_EXERCISE PROMPT_
Search the records for the word "JSON" and report each line that has it.

_INPUT_
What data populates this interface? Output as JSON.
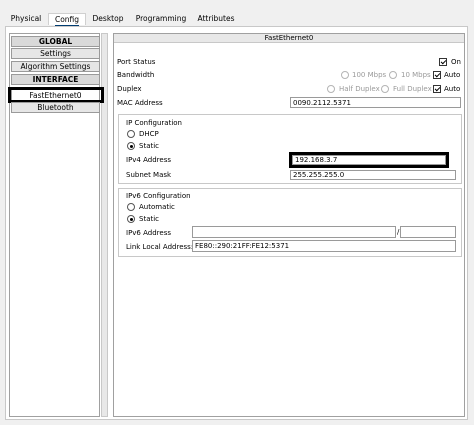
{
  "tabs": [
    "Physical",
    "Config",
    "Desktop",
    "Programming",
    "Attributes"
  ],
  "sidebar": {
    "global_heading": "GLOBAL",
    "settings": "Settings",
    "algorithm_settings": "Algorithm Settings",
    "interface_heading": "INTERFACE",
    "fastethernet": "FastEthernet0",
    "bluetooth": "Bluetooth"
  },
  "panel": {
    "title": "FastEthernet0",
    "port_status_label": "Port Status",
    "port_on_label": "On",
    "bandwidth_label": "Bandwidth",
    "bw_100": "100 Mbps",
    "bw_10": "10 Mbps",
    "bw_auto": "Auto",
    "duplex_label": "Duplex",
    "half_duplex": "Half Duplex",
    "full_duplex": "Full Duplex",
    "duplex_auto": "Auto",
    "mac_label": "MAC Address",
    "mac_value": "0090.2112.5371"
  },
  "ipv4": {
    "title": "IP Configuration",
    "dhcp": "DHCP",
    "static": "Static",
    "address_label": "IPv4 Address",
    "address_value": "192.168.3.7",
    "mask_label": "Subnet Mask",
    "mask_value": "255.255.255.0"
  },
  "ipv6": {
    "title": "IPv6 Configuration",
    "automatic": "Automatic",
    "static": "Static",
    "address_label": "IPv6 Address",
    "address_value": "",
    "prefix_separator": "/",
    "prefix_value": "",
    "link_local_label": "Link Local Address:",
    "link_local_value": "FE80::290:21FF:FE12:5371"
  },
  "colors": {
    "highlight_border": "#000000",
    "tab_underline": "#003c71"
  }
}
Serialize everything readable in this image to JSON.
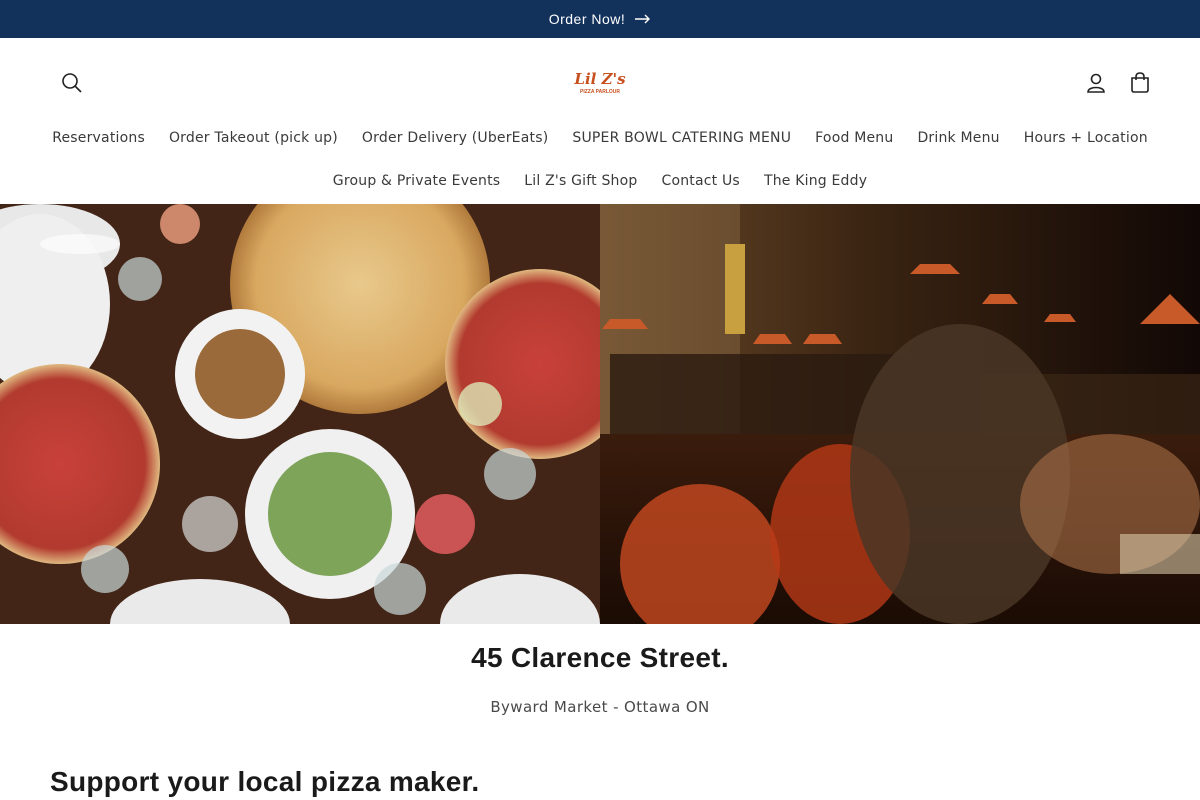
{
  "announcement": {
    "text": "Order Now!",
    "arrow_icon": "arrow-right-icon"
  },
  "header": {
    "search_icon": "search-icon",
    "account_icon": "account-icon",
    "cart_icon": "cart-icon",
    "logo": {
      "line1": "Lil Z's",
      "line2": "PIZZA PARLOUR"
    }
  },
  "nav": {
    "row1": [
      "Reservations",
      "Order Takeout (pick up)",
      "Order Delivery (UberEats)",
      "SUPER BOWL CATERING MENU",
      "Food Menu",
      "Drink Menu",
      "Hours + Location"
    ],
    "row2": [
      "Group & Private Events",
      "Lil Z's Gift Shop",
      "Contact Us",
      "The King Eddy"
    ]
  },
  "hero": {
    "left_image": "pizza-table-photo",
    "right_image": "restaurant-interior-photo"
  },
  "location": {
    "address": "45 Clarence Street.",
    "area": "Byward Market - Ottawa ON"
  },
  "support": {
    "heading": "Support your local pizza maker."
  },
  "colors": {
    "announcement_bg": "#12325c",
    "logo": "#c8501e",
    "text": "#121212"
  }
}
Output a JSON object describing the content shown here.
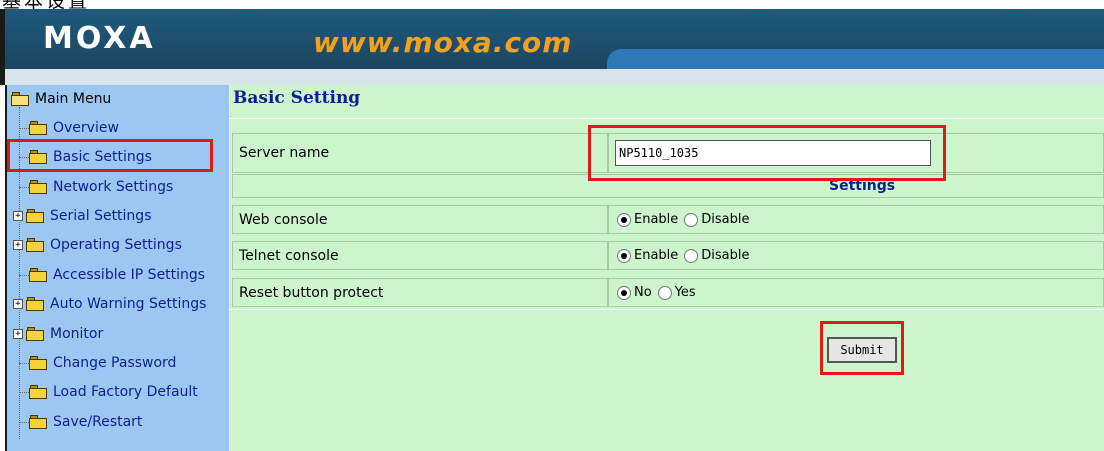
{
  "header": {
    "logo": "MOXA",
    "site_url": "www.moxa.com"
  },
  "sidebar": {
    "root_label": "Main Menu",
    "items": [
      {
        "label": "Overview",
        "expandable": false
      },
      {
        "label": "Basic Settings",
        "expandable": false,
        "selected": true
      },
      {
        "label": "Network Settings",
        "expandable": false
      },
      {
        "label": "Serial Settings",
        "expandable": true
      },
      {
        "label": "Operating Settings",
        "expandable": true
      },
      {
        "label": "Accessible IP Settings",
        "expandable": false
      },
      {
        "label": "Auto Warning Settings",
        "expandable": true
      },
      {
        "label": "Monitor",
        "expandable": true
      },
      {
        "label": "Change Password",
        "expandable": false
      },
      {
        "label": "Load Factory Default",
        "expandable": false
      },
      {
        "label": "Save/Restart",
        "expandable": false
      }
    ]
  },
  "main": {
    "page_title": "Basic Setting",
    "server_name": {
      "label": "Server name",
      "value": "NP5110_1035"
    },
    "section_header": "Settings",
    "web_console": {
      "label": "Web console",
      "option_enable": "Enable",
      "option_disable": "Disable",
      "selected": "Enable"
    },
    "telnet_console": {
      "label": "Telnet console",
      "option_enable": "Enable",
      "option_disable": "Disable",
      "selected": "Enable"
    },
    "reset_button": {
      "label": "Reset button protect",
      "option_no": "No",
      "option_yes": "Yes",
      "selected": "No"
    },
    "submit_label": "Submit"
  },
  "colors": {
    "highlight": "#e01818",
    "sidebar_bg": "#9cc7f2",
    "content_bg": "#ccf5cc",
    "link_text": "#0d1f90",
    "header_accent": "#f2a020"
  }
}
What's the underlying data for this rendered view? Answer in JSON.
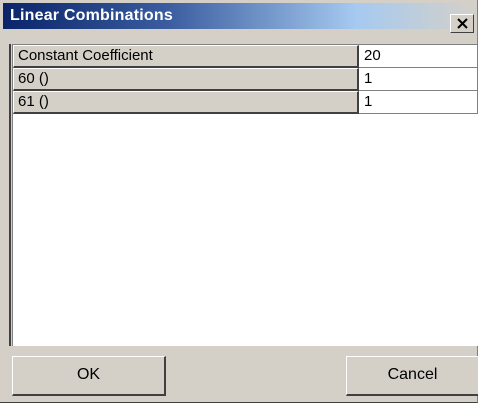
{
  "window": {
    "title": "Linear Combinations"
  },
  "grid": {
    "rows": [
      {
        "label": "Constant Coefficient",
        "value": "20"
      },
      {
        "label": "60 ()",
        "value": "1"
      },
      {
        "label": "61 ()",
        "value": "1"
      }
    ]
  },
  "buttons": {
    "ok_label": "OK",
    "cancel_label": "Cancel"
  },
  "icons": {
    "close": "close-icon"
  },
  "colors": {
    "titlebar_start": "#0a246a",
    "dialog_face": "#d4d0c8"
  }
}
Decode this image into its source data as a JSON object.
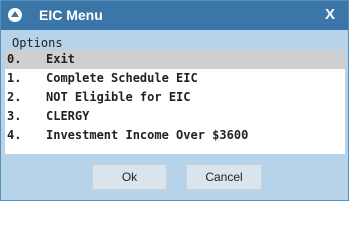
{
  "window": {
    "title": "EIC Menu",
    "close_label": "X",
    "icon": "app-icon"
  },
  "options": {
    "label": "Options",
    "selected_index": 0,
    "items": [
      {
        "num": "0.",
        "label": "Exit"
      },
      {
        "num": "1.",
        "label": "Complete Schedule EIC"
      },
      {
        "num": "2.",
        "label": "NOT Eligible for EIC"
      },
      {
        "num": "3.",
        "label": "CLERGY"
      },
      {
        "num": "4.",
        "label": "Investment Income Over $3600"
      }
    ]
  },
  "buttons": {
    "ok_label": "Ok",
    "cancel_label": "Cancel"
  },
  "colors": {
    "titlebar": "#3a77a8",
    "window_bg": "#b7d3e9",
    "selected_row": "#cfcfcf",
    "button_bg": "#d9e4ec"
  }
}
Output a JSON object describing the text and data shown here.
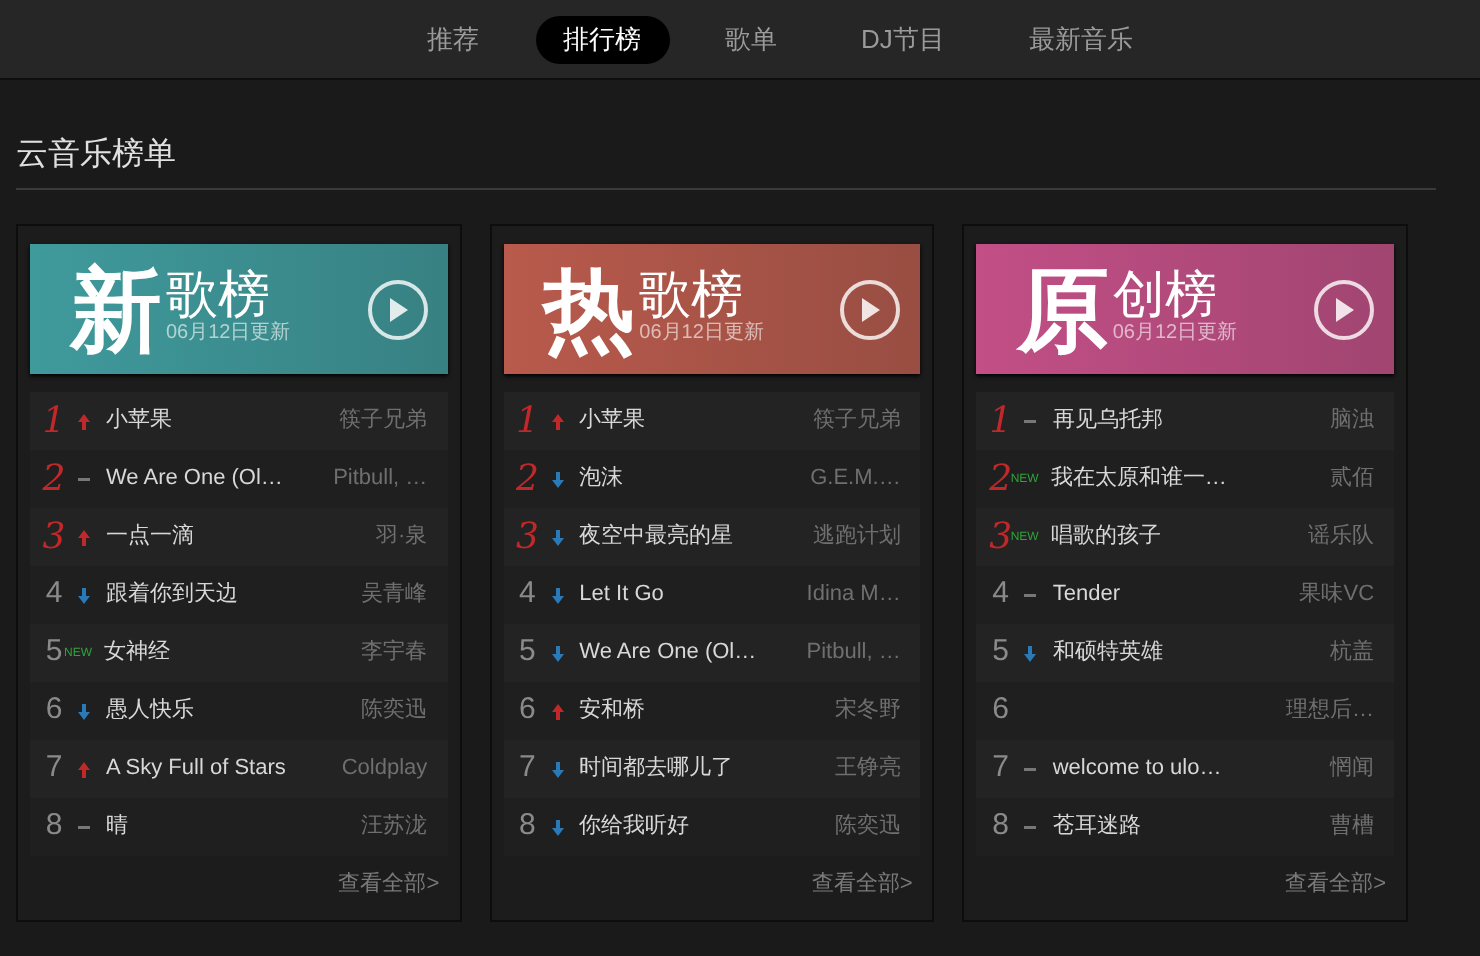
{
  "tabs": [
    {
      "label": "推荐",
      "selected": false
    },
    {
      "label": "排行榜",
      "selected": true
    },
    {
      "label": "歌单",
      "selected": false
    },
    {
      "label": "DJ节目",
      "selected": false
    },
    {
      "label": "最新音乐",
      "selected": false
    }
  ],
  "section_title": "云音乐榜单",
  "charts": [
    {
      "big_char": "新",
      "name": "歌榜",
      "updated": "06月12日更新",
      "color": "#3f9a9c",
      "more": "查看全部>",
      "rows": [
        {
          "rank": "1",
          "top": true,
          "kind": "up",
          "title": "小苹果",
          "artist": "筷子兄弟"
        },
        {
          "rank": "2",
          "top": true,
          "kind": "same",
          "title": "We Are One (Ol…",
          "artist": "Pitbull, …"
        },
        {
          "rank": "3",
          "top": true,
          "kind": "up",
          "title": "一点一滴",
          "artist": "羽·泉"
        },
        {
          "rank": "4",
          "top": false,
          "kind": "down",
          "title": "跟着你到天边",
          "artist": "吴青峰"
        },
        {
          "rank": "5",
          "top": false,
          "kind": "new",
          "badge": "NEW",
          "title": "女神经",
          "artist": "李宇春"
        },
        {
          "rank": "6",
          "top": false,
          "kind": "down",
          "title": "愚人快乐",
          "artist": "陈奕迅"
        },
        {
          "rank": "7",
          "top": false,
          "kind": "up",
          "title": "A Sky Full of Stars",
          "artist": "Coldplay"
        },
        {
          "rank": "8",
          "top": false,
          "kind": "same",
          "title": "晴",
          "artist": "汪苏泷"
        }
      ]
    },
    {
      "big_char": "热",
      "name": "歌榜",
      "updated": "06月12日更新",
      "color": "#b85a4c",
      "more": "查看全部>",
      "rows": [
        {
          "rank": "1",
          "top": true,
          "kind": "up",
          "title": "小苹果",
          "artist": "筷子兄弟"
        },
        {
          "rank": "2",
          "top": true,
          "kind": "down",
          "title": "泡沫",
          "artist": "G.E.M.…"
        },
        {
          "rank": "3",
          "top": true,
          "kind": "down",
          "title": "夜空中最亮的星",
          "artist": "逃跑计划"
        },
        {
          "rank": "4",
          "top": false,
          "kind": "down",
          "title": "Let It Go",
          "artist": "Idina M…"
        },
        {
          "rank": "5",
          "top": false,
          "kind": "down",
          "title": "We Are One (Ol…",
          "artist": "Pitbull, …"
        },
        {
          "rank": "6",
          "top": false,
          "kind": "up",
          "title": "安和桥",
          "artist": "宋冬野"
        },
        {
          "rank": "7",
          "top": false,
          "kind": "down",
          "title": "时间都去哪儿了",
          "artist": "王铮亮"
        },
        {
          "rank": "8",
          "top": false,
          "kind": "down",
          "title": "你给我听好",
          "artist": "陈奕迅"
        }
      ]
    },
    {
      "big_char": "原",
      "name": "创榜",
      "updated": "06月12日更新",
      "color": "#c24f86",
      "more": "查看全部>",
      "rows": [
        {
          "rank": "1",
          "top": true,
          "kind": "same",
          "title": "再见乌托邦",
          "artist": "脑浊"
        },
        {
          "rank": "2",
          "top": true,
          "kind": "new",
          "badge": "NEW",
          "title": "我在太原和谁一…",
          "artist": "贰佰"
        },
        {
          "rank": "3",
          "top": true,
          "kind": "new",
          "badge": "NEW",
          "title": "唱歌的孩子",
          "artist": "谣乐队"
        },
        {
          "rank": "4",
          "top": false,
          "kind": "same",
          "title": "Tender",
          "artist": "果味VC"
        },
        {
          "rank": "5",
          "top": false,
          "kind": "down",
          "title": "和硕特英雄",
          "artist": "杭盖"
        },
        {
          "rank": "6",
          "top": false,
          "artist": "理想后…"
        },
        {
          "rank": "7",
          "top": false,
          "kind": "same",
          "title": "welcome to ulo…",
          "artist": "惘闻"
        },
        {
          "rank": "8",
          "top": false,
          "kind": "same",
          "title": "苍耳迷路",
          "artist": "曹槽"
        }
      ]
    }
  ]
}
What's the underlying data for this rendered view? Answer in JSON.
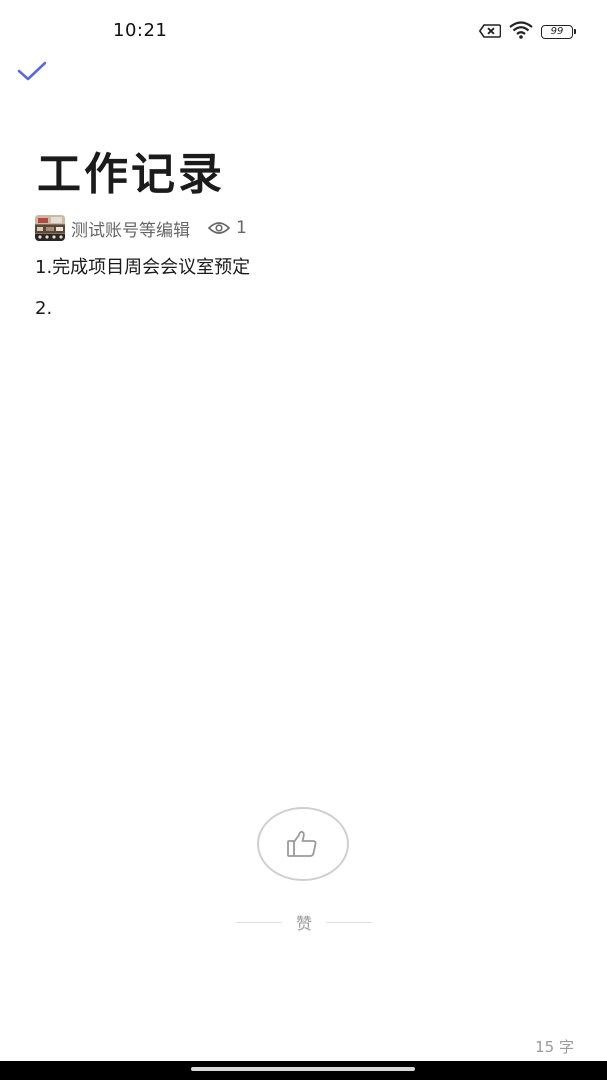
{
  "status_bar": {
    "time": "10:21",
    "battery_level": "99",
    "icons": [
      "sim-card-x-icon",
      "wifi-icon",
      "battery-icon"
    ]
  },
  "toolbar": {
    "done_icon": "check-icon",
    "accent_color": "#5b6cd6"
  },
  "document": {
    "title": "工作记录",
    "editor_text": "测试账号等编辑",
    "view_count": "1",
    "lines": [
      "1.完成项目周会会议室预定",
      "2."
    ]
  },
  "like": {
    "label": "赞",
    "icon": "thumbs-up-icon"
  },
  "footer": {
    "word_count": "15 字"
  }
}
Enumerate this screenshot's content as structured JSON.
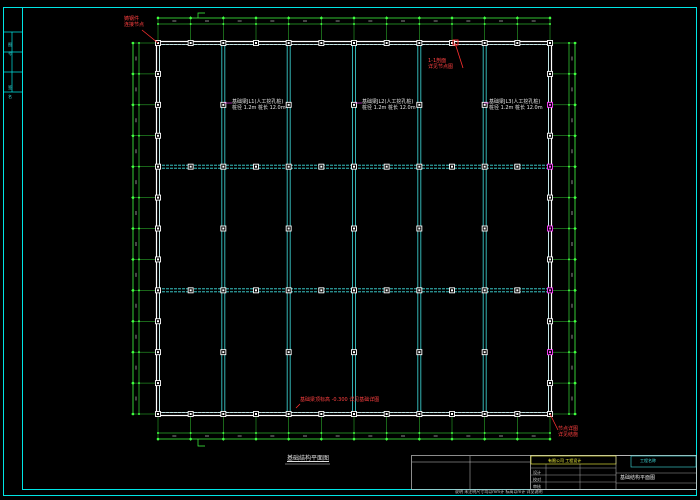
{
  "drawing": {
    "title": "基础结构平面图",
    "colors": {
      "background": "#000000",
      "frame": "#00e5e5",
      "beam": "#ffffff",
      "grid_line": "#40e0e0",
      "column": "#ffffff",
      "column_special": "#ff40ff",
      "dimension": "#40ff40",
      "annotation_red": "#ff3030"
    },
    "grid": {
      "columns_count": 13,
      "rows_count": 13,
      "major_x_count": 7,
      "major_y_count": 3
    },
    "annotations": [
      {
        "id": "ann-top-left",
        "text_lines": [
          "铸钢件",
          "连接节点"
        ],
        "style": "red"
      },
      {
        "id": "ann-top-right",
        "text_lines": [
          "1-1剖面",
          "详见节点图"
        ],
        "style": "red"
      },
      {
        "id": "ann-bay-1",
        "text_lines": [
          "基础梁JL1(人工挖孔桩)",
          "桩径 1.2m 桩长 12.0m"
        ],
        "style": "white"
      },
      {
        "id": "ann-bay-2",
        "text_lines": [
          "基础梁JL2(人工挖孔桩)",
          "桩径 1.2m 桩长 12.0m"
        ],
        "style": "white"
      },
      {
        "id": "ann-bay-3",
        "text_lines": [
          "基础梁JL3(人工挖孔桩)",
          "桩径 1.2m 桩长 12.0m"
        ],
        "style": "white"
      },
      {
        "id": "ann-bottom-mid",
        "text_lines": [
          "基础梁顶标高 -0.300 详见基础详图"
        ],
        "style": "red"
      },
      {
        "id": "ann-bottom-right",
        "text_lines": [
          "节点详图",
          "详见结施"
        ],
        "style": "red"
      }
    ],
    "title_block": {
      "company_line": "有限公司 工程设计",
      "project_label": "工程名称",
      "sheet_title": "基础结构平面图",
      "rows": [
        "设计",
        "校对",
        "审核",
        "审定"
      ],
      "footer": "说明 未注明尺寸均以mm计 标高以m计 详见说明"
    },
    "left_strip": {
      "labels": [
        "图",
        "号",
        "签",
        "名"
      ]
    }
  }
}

_ANSWER TO THIS EXERCISE_
What data populates this interface? Output as JSON.
Serialize everything readable in this image to JSON.
Output a JSON object describing the content shown here.
What's the underlying data for this rendered view? Answer in JSON.
Decode this image into its source data as a JSON object.
Output a JSON object describing the text and data shown here.
What's the underlying data for this rendered view? Answer in JSON.
Enumerate this screenshot's content as structured JSON.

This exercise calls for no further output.